Below are the records. How many of their lines contain "Natural"? Give only the number.

[Website and app data records]
--

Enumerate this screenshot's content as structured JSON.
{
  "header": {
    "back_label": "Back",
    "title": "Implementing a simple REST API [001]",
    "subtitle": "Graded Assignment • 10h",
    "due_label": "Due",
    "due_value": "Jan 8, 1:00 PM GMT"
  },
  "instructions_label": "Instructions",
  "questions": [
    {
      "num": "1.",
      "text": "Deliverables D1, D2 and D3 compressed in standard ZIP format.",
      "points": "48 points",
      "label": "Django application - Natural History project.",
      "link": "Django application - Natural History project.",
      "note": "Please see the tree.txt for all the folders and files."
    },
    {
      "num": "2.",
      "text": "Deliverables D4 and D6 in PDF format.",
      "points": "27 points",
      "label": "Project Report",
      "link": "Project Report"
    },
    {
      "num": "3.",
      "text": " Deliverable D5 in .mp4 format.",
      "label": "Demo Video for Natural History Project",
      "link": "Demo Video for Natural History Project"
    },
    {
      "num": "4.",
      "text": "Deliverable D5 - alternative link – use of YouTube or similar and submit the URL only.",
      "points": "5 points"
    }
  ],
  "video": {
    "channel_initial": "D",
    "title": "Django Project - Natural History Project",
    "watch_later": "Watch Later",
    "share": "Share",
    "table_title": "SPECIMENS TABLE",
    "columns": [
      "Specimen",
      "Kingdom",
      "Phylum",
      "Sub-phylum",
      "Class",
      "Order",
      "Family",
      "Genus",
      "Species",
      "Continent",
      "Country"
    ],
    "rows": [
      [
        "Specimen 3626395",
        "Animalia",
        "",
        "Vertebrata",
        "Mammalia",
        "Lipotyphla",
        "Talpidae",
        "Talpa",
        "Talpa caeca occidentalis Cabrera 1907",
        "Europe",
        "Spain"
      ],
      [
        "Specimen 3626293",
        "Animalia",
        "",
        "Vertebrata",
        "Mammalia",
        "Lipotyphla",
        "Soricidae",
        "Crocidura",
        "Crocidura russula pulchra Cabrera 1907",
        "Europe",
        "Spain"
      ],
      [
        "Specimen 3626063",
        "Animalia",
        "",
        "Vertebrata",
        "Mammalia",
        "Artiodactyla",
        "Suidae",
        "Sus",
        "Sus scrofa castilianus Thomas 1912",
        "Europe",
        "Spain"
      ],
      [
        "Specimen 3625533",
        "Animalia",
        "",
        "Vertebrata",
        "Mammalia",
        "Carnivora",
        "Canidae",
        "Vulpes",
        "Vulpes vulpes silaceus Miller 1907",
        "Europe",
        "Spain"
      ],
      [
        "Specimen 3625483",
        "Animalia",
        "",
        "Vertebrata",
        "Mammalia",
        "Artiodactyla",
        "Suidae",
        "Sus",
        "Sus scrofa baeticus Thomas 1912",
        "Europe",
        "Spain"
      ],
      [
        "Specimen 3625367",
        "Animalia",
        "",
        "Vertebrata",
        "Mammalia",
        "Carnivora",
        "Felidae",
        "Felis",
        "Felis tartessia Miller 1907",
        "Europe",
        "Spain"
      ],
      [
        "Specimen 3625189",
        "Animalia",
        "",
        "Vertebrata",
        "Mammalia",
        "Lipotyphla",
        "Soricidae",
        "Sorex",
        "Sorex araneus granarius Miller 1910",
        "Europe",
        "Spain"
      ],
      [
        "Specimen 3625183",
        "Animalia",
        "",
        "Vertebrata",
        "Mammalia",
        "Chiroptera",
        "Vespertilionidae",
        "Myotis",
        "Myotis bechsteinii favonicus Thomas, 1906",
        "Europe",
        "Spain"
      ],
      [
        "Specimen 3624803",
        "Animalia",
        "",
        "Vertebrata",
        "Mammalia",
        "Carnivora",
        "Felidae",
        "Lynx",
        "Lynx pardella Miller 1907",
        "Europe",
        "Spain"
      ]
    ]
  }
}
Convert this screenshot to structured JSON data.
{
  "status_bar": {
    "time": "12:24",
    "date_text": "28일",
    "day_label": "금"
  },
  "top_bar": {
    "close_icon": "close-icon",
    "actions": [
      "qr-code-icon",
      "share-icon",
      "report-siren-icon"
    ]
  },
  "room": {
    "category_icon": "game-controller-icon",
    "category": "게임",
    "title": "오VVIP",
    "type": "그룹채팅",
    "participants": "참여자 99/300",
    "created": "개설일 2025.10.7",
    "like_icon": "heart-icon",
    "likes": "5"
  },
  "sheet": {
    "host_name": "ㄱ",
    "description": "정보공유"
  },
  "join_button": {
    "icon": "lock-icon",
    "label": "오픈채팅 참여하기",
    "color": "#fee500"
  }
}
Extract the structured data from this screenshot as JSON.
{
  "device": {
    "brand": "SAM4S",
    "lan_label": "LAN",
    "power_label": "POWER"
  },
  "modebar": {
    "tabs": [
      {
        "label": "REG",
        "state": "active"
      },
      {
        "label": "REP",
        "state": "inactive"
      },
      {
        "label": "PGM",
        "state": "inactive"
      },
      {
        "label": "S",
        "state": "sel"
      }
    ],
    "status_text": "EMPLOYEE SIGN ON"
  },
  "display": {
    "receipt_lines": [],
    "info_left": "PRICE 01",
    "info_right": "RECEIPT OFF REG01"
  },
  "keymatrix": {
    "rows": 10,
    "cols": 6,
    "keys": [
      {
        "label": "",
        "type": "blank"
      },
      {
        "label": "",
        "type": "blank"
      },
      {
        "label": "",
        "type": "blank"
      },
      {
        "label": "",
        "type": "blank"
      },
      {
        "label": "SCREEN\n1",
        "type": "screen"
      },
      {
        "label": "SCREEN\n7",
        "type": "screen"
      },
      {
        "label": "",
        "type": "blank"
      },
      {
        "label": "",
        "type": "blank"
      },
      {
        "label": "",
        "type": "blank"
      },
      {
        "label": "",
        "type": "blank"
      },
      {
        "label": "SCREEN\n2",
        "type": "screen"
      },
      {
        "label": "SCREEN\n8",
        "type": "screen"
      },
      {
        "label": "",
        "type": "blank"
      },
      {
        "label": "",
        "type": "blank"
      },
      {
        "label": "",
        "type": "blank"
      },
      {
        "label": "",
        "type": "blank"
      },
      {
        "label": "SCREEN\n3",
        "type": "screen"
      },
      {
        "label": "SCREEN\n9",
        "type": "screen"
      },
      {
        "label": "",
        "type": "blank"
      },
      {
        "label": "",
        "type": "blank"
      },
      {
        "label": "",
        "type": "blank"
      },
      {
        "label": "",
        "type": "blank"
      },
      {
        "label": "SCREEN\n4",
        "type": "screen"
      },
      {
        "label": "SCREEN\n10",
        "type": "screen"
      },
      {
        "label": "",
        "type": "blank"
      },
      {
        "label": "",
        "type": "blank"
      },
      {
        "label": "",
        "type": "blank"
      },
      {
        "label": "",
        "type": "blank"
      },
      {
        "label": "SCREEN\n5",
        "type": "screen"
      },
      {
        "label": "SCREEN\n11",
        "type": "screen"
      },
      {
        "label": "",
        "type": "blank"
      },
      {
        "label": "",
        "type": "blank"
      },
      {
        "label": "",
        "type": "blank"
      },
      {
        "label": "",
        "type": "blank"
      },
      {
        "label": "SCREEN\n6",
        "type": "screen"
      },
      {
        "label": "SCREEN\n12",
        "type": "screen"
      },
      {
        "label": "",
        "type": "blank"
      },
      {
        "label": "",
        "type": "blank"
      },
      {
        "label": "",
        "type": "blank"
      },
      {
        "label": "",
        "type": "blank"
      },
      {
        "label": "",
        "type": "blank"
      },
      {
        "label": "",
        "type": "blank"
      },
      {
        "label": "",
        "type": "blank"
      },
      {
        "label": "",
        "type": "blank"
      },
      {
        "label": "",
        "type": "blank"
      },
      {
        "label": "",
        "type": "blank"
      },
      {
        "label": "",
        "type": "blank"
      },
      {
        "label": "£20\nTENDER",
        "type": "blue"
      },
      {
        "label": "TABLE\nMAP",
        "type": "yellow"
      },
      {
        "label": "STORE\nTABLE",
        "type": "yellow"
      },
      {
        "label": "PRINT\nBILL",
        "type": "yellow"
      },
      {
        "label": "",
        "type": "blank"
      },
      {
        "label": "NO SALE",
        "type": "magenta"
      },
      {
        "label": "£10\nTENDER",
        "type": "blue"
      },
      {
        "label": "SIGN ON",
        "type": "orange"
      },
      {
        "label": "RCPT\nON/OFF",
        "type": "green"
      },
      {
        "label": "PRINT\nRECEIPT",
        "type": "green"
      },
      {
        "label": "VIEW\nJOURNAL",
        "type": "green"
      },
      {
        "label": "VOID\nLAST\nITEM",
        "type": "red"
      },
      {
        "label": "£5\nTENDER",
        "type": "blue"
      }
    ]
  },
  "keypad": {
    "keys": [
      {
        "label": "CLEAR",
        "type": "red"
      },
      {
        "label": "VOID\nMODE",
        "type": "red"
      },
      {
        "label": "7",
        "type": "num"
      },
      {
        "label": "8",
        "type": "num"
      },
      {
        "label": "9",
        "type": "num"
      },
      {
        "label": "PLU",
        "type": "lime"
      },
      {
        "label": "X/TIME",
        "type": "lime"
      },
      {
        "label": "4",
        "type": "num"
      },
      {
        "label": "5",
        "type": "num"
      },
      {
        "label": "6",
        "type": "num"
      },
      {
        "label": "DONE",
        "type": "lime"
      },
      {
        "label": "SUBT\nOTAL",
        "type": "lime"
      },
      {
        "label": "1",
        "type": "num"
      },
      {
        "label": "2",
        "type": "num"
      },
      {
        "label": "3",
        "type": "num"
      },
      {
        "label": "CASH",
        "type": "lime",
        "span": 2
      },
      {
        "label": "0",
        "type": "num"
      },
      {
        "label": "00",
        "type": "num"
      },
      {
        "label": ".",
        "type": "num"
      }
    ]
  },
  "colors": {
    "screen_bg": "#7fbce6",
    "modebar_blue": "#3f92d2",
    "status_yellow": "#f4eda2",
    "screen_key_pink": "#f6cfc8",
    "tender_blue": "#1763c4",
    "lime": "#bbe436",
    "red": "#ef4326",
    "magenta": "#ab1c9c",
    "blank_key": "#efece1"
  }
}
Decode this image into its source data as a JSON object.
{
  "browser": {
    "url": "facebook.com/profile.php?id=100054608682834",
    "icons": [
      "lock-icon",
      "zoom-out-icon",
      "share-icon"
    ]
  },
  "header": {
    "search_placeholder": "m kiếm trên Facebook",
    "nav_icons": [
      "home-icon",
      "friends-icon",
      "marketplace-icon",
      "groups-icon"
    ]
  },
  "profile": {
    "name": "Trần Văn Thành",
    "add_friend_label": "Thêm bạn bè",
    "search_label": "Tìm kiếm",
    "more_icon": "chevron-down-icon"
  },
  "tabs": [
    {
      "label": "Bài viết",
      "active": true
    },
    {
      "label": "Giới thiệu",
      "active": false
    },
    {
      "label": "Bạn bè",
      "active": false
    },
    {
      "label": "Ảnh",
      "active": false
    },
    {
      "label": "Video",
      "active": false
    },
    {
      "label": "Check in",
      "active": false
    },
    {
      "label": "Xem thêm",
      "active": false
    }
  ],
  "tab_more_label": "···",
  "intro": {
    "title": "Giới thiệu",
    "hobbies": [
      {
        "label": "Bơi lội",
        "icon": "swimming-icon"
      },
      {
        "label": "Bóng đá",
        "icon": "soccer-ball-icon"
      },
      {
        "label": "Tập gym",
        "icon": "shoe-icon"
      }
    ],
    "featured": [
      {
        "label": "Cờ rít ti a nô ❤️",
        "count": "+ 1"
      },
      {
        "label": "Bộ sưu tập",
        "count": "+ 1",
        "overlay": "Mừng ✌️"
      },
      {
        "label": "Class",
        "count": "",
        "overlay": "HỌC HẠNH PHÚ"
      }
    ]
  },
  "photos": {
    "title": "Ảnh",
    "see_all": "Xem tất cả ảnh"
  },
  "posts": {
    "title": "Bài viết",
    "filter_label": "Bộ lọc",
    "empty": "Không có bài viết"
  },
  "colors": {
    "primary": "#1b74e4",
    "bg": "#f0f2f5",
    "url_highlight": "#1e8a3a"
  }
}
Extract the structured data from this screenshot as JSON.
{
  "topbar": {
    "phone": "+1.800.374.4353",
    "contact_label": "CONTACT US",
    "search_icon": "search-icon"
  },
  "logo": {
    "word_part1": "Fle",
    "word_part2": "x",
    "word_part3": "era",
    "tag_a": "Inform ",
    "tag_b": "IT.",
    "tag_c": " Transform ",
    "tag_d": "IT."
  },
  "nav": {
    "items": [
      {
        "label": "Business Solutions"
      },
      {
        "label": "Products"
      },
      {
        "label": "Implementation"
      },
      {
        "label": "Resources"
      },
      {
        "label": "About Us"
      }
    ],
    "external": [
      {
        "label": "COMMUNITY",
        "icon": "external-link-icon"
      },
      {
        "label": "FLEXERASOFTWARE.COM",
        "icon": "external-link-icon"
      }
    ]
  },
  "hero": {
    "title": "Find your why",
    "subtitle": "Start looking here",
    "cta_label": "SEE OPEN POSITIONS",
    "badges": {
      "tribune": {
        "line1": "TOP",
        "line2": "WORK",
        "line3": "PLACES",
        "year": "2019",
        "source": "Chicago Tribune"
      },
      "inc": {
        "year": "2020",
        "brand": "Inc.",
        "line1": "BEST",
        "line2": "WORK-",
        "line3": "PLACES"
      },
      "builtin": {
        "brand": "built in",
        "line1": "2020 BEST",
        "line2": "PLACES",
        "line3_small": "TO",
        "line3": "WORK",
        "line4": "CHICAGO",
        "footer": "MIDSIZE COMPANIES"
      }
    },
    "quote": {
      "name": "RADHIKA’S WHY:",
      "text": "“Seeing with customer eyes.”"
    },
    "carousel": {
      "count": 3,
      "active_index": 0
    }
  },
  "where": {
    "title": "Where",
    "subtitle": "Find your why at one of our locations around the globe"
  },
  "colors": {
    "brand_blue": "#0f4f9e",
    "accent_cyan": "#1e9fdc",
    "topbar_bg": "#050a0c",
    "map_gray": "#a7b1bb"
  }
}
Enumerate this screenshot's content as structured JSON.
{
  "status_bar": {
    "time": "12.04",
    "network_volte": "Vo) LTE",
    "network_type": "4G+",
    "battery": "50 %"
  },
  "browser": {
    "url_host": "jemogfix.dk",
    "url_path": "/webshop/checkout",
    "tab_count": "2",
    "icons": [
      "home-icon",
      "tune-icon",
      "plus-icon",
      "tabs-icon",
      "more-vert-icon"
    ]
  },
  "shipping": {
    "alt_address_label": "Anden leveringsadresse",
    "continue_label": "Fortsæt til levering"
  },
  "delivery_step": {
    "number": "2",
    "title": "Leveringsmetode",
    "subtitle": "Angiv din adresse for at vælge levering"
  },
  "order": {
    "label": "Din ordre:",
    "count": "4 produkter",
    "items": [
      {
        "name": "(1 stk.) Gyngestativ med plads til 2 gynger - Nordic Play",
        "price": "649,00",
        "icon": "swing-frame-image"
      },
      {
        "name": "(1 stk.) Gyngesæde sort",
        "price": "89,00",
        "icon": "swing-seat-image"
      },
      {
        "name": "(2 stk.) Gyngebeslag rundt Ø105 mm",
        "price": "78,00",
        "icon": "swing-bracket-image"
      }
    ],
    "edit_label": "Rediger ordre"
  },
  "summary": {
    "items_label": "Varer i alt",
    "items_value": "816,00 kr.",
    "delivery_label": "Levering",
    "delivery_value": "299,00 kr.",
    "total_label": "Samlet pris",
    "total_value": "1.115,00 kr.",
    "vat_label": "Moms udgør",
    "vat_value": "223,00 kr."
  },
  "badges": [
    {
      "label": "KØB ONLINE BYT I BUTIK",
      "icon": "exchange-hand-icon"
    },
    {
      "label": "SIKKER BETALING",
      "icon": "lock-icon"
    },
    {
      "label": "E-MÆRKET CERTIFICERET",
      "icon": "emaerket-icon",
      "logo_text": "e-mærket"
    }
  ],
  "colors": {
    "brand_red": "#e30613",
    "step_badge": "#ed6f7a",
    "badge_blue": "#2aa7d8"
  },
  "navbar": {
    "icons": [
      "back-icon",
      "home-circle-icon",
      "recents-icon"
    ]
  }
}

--

YOUR SOLUTION — 5